▶ **The task**
Copy each line of the entries that contains the word "Paper".

Segment Start: Source material

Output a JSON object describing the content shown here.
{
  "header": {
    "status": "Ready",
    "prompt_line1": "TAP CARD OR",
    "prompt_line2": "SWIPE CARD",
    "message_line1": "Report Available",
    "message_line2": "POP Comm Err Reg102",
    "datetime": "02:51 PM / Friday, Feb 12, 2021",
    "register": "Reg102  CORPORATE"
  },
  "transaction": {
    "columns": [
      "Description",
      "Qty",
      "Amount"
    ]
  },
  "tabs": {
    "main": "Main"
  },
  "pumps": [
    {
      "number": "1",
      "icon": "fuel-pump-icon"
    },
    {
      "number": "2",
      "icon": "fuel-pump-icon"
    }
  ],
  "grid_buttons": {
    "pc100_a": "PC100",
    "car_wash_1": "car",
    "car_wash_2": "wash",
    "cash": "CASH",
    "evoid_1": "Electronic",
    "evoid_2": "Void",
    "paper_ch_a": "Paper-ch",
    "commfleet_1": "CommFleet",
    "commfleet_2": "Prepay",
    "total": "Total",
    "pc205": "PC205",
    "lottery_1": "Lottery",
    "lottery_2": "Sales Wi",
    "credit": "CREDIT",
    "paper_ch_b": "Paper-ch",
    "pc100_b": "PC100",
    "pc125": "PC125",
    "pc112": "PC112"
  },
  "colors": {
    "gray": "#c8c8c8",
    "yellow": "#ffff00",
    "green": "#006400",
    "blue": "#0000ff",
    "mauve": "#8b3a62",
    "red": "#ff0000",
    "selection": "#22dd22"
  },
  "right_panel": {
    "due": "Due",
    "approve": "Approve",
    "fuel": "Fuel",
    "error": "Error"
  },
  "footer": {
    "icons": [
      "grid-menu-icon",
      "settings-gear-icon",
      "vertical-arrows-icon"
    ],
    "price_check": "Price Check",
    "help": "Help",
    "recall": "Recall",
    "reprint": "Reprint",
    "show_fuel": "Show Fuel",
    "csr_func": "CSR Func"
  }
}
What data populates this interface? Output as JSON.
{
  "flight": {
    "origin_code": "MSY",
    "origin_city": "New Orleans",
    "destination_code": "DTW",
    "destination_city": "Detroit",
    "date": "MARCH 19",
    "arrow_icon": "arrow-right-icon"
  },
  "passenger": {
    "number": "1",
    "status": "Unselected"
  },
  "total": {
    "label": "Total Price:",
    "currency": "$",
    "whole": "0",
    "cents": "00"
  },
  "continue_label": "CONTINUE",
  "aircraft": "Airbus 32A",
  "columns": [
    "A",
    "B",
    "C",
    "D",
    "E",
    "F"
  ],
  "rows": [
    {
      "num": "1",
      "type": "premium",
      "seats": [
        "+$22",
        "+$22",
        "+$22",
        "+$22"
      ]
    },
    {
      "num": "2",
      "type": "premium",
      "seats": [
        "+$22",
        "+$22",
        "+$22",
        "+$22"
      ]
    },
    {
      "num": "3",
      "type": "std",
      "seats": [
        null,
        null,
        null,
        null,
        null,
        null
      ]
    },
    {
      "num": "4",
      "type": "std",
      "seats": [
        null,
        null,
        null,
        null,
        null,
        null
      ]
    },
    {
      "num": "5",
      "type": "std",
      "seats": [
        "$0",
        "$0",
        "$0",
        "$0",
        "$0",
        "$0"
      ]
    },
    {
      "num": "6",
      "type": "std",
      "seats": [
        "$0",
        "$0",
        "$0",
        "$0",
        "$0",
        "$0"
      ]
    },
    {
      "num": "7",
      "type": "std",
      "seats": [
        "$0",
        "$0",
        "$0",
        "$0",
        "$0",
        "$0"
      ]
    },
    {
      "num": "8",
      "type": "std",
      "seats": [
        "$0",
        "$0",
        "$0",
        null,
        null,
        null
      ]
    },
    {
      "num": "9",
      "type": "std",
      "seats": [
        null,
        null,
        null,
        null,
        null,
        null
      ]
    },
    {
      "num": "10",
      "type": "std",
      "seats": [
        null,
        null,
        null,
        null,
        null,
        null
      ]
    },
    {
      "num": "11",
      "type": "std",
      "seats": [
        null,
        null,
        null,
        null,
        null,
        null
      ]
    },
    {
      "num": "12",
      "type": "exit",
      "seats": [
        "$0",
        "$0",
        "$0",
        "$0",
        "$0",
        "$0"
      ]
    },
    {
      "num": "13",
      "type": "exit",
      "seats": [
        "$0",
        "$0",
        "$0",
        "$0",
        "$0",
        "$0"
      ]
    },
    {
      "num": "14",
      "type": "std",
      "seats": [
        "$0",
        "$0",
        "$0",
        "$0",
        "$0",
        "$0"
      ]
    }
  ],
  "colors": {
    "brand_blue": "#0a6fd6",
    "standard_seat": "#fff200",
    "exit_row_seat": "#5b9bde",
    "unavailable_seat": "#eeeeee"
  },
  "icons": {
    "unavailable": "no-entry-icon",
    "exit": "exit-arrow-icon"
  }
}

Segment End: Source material

▶ **Task solution**
    "paper_ch_a": "Paper-ch",
    "paper_ch_b": "Paper-ch",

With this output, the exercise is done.